  4. Add the user to the Local “Distributed COM Users” group.
Sep 14, 2022

How to bypass access denied in PowerShell? ›

Run Command Prompt and Windows PowerShell as Administrator
  1. Open Command Prompt as Administrator.
  2. Open Windows PowerShell as Administrator.
  3. Disable User Account Control Completely.
  4. Bypass UAC for Command Prompt and Windows PowerShell Only.
Feb 3, 2022

How do you Wait 10 seconds in PowerShell? ›

To pause the script for 10 seconds, I'd just use Start-Sleep -Second 10 . If I want to get anal about things, I could also specify the time in milliseconds as Start-Sleep -Milliseconds 10000.

How do I force a process to start? ›

  1. Click the Start menu.
  2. Click Run or in the search bar type services.msc.
  3. Press Enter.
  4. Look for the service and check the Properties and identify its service name.
  5. Once found, open a command prompt.
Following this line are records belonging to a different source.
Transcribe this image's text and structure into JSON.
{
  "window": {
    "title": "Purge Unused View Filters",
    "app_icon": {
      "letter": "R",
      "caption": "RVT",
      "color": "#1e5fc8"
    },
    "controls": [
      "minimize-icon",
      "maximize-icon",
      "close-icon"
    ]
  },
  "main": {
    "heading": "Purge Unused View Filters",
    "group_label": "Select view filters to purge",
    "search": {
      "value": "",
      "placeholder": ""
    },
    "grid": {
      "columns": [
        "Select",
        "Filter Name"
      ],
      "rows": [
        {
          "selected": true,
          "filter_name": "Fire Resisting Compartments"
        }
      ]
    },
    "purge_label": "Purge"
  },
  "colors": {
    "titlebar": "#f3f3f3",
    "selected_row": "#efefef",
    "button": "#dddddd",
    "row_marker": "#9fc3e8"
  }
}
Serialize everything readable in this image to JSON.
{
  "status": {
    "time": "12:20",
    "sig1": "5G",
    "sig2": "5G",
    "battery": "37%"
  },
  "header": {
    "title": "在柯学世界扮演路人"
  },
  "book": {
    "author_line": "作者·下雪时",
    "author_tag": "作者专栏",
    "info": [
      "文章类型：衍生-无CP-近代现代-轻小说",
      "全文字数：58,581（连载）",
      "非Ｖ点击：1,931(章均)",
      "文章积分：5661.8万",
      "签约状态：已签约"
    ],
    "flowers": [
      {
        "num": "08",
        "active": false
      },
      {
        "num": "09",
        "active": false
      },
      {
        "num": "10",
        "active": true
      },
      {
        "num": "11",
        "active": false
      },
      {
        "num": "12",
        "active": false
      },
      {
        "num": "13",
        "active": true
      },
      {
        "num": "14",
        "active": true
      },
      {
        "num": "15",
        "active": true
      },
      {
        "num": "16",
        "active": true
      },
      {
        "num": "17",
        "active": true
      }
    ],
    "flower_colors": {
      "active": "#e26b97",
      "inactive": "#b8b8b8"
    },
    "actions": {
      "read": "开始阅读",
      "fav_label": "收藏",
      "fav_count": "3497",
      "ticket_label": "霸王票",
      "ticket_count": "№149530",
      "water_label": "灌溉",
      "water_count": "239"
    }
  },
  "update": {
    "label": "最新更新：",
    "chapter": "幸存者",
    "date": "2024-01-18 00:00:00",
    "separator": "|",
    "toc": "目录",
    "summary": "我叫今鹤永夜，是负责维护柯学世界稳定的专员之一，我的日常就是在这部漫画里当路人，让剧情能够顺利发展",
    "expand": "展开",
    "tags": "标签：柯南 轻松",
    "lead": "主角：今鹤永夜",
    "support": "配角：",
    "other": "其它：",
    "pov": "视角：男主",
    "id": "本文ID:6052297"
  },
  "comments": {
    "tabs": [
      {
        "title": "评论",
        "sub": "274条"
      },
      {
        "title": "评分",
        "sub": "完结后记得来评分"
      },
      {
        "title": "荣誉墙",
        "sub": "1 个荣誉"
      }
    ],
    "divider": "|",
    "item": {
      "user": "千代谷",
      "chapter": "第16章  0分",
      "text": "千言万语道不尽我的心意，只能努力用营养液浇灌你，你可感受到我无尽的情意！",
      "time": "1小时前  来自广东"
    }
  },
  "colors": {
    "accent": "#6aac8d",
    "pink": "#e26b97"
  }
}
Type sc queryex [servicename].
  6. Press Enter.
  7. Identify the PID.
  8. In the same command prompt type taskkill /pid [pid number] /f.
Sep 3, 2021

How does process start work? ›

Start(String, String) Starts a process resource by specifying the name of an application and a set of command-line arguments, and associates the resource with a new Process component.

How do I bypass Access Denied? ›

Right-click the file or folder, and then click Properties. Click the Security tab. Under Group or user names, click your name to see the permissions that you have. Click Edit, click your name, select the check boxes for the permissions that you must have, and then click OK.

How do I run PowerShell as administrator? ›

With Administrative privileges (Run as administrator)

Click Start, type PowerShell, right-click Windows PowerShell, and then click Run as administrator.

How do I unblock access denied? ›

The “Access Denied” error appears when your browser uses different proxy settings or VPN instead of what's really set on your Windows 10 PC.
...
You can try:
  1. Clearing your browser cookies and history.
  2. Turning off VPN and VPN extensions.
  3. Disabling your proxy.
  4. Switching to a premium VPN service.
  5. Resetting your browser data.

What is start service in PowerShell? ›

The Start-Service cmdlet sends a start message to the Windows Service Controller for each of the specified services. If a service is already running, the message is ignored without error.

What is process start event? ›

A process step start event represents the start of a subprocess or activity within a parent process and can be used to trigger step-based Service Level Criteria (SLC) rules. The step name is used to correlate start and end steps.

What does process mean in PowerShell? ›

The process block is where the work is done in a PowerShell advanced function. There are two different approaches we need to keep in mind and account for. The first is how you handle parameters and the second is pipeline input into your function.

What is start PowerShell in SQL Server? ›

You can start Windows PowerShell sessions from Object Explorer in SQL Server Management Studio (SSMS). SSMS launches Windows PowerShell, loads the SqlServer module, and sets the path context to the associated node in the Object Explorer tree. Note. There are two SQL Server PowerShell modules; SqlServer and SQLPS.

Videos

1. PowerShell Basics Get-Process Tutorial
(Robert McMillen)
2. PowerShell For Beginners Full Course | PowerShell Beginner tutorial Full Course
(Nerd's lesson)
3. Process Management in PowerShell | PowerShell Tutorial
(Scripting with Ease)
4. Powershell – “Start-Process” Alias
(Mahmood Shehab)
5. PowerShell Tutorial | Start-Process Part 4
(Technology Interpreters)
6. Windows PowerShell: Start-Job Cmdlet
(Skillsoft YouTube)
Top Articles
Latest Posts
Article information

Author: Ray Christiansen

Last Updated: 04/21/2023

Views: 6390

Rating: 4.9 / 5 (49 voted)

Reviews: 88% of readers found this page helpful

Author information

Name: Ray Christiansen

Birthday: 1998-05-04

Address: Apt. 814 34339 Sauer Islands, Hirtheville, GA 02446-8771

Phone: +337636892828

Job: Lead Hospitality Designer

Hobby: Urban exploration, Tai chi, Lockpicking, Fashion, Gunsmithing, Pottery, Geocaching

Introduction: My name is Ray Christiansen, I am a fair, good, cute, gentle, vast, glamorous, excited person who loves writing and wants to share my knowledge and understanding with you.